##### RECORDS TO USE

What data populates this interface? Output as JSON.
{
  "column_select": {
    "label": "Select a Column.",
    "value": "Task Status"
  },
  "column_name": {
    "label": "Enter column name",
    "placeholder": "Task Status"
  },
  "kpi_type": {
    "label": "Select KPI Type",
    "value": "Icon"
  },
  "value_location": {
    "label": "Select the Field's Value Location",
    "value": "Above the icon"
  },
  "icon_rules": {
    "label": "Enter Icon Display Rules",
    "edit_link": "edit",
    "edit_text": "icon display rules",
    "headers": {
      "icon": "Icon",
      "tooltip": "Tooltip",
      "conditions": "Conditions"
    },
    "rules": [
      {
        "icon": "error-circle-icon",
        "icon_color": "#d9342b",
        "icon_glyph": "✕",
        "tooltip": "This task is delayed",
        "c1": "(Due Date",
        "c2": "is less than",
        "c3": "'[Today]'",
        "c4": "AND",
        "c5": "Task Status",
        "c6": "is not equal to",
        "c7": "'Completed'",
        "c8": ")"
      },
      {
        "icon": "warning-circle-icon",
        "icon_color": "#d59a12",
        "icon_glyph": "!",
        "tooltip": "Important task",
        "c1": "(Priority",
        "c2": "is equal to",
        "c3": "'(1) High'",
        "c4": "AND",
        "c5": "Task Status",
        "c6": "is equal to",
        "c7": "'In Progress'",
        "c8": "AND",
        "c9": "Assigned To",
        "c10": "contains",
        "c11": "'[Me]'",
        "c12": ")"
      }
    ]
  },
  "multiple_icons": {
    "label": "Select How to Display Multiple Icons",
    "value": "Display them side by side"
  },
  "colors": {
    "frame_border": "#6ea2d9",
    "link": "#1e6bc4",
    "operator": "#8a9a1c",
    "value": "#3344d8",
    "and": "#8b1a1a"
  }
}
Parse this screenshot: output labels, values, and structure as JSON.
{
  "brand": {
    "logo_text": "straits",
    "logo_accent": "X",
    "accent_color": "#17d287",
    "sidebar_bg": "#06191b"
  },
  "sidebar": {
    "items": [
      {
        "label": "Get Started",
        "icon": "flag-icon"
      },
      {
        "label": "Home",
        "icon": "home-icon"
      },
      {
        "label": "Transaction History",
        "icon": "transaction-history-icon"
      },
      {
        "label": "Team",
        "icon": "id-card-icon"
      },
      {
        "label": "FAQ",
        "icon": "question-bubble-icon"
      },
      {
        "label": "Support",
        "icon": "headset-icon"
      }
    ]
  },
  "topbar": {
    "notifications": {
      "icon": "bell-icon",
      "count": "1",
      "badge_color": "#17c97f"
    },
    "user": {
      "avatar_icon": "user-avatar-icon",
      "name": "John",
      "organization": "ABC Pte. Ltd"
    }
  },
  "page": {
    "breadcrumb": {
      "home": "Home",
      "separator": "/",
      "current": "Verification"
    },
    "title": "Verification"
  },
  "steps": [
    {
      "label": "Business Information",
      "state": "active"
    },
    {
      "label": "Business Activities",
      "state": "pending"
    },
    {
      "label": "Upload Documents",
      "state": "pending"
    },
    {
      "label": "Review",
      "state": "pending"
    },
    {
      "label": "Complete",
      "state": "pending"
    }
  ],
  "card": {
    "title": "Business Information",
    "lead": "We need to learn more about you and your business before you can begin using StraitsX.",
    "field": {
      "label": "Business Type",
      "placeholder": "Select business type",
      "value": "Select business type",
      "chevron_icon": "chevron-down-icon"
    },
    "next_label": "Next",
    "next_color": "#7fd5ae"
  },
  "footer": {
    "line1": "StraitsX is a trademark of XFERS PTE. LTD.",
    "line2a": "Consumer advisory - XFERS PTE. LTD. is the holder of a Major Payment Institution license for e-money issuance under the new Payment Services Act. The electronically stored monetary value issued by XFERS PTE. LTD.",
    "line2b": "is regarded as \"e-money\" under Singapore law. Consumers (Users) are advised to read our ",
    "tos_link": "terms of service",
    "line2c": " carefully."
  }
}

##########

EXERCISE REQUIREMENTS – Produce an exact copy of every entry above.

ANSWER BOX –
What data populates this interface? Output as JSON.
{
  "column_select": {
    "label": "Select a Column.",
    "value": "Task Status"
  },
  "column_name": {
    "label": "Enter column name",
    "placeholder": "Task Status"
  },
  "kpi_type": {
    "label": "Select KPI Type",
    "value": "Icon"
  },
  "value_location": {
    "label": "Select the Field's Value Location",
    "value": "Above the icon"
  },
  "icon_rules": {
    "label": "Enter Icon Display Rules",
    "edit_link": "edit",
    "edit_text": "icon display rules",
    "headers": {
      "icon": "Icon",
      "tooltip": "Tooltip",
      "conditions": "Conditions"
    },
    "rules": [
      {
        "icon": "error-circle-icon",
        "icon_color": "#d9342b",
        "icon_glyph": "✕",
        "tooltip": "This task is delayed",
        "c1": "(Due Date",
        "c2": "is less than",
        "c3": "'[Today]'",
        "c4": "AND",
        "c5": "Task Status",
        "c6": "is not equal to",
        "c7": "'Completed'",
        "c8": ")"
      },
      {
        "icon": "warning-circle-icon",
        "icon_color": "#d59a12",
        "icon_glyph": "!",
        "tooltip": "Important task",
        "c1": "(Priority",
        "c2": "is equal to",
        "c3": "'(1) High'",
        "c4": "AND",
        "c5": "Task Status",
        "c6": "is equal to",
        "c7": "'In Progress'",
        "c8": "AND",
        "c9": "Assigned To",
        "c10": "contains",
        "c11": "'[Me]'",
        "c12": ")"
      }
    ]
  },
  "multiple_icons": {
    "label": "Select How to Display Multiple Icons",
    "value": "Display them side by side"
  },
  "colors": {
    "frame_border": "#6ea2d9",
    "link": "#1e6bc4",
    "operator": "#8a9a1c",
    "value": "#3344d8",
    "and": "#8b1a1a"
  }
}
Parse this screenshot: output labels, values, and structure as JSON.
{
  "brand": {
    "logo_text": "straits",
    "logo_accent": "X",
    "accent_color": "#17d287",
    "sidebar_bg": "#06191b"
  },
  "sidebar": {
    "items": [
      {
        "label": "Get Started",
        "icon": "flag-icon"
      },
      {
        "label": "Home",
        "icon": "home-icon"
      },
      {
        "label": "Transaction History",
        "icon": "transaction-history-icon"
      },
      {
        "label": "Team",
        "icon": "id-card-icon"
      },
      {
        "label": "FAQ",
        "icon": "question-bubble-icon"
      },
      {
        "label": "Support",
        "icon": "headset-icon"
      }
    ]
  },
  "topbar": {
    "notifications": {
      "icon": "bell-icon",
      "count": "1",
      "badge_color": "#17c97f"
    },
    "user": {
      "avatar_icon": "user-avatar-icon",
      "name": "John",
      "organization": "ABC Pte. Ltd"
    }
  },
  "page": {
    "breadcrumb": {
      "home": "Home",
      "separator": "/",
      "current": "Verification"
    },
    "title": "Verification"
  },
  "steps": [
    {
      "label": "Business Information",
      "state": "active"
    },
    {
      "label": "Business Activities",
      "state": "pending"
    },
    {
      "label": "Upload Documents",
      "state": "pending"
    },
    {
      "label": "Review",
      "state": "pending"
    },
    {
      "label": "Complete",
      "state": "pending"
    }
  ],
  "card": {
    "title": "Business Information",
    "lead": "We need to learn more about you and your business before you can begin using StraitsX.",
    "field": {
      "label": "Business Type",
      "placeholder": "Select business type",
      "value": "Select business type",
      "chevron_icon": "chevron-down-icon"
    },
    "next_label": "Next",
    "next_color": "#7fd5ae"
  },
  "footer": {
    "line1": "StraitsX is a trademark of XFERS PTE. LTD.",
    "line2a": "Consumer advisory - XFERS PTE. LTD. is the holder of a Major Payment Institution license for e-money issuance under the new Payment Services Act. The electronically stored monetary value issued by XFERS PTE. LTD.",
    "line2b": "is regarded as \"e-money\" under Singapore law. Consumers (Users) are advised to read our ",
    "tos_link": "terms of service",
    "line2c": " carefully."
  }
}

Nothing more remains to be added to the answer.